If we consider Luke and Matthew (assuming Markan priority), we see that when they took over Mark, they sometimes copied the text verbatim. However, they often (1) shortened the story, removing “nonessential” elements and (2) changed the text slightly for apparently theological reasons.
I would contrast this behavior with that of writers of Hochliteratur, who “speak” directly to the audience, remaining in the forefront as a kind of intermediary or “tour guide,” who take delight in adding fine language (i.e., the art of writing for its own sake), and who discuss their source material and why you should or shouldn’t trust it.
Ostensibly, the reason modern scholars want to assign a particular genre to the gospels is to understand them better. However, I think one of the biggest problems with calling the gospels “some kind of Greco-Roman biography” is that it invites us to imagine the evangelists as Greco-Roman biographers. And that cannot be right.
Of course, the other reason they want to assign a genre of history or bios is so they can use the phrase “just like any other ancient writing.” How many times do we read some variant of this? — “We treat the writings of the New Testament just like any other ancient text.” With such statements, they smuggle in the idea that the gospels aren’t different from the works of Plutarch or Herodotus, and to treat them with the level of skepticism that you and I do is “unfair” and “uncalled for.”
Yes, I hope to continue with my Use and Abuse of the Bible series and draw attention to where this mischievous claim (treating the Bible like other ancient texts) first appeared.
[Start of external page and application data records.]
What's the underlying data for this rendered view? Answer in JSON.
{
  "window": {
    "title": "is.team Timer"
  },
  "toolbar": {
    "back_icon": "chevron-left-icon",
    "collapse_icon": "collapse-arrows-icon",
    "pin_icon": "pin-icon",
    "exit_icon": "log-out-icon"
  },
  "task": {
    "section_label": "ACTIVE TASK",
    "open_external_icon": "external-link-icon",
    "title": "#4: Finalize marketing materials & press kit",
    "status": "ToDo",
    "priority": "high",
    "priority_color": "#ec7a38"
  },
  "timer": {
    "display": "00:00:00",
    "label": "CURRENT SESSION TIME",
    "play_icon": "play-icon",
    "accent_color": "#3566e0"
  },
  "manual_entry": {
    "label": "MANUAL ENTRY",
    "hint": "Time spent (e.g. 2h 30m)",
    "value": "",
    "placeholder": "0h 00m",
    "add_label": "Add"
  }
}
What I am trying to think through is what we can see about the way the gospels were written — with their appearance of being discrete pre-existing units being stitched together — with the consequences of abandoning the theory of pre-gospel oral-traditions. If, as several scholars are now suggesting, the textual/literary evidence stands against oral traditions as a source, how do we explain some of the features Schmidt and co were attempting to address?
There is much apparent symbolism structured throughout, in particular, the gospels of Mark and John. Not just apparent symbolic/parabolic allusions — but such symbols appearing throughout these gospels, as if leading the reader to see echoes, resonances, deliberate allusions to popping up repeatedly throughout the gospels, and appearing in some sort of thematic structure.
What I wonder is if this sort of thing is additional evidence of authors deriving story units from midrashic/prophetic inspirations rather than from oral hand-me-downs. The former option might lead to an easier explanation for the symbolic patterns that seem to tie these units together in Mark and John.
The structural symbolism is surely an indicator of the cultic purpose and nature of these gospels — and the flags of the constraints under which the authors were crafting these gospels.
The critical scholarship surrounding the nature of the gospels his massive, and the more I read, the less confidence I have that we truly understand how they came to be formed. Consider the amount of planning it must have taken in order for Mark to create so many intercalations. I love how some scholars discuss Markan sandwiches as if they’re — ho-hum — just a feature in the Synoptics.
No matter what the raw material was for Mark, its execution is far from just a guy or group of guys writing down the oral tradition in some haphazard fashion. On the other hand, the stories do look like small, unconnected bits that were joined together. It’s a conundrum.
Not only the work that has gone into the chiasms, but in the case of the Gospel of John we have authors/editors who have done to the trouble of calculating the numbers of words/letters/syllables used in passages, and their placing either side of a key point. Numerical literary techniques in John : the Fourth Evangelist’s use of numbers of words and syllables. Mathew has chosen for some reason to carefully double the numbers of certain types or recipients of miracles than what Mark had in his gospel.
This is not your usual run-of-the-mill Hellenistic biography. It is evidently cultic literature for readers “in the know”.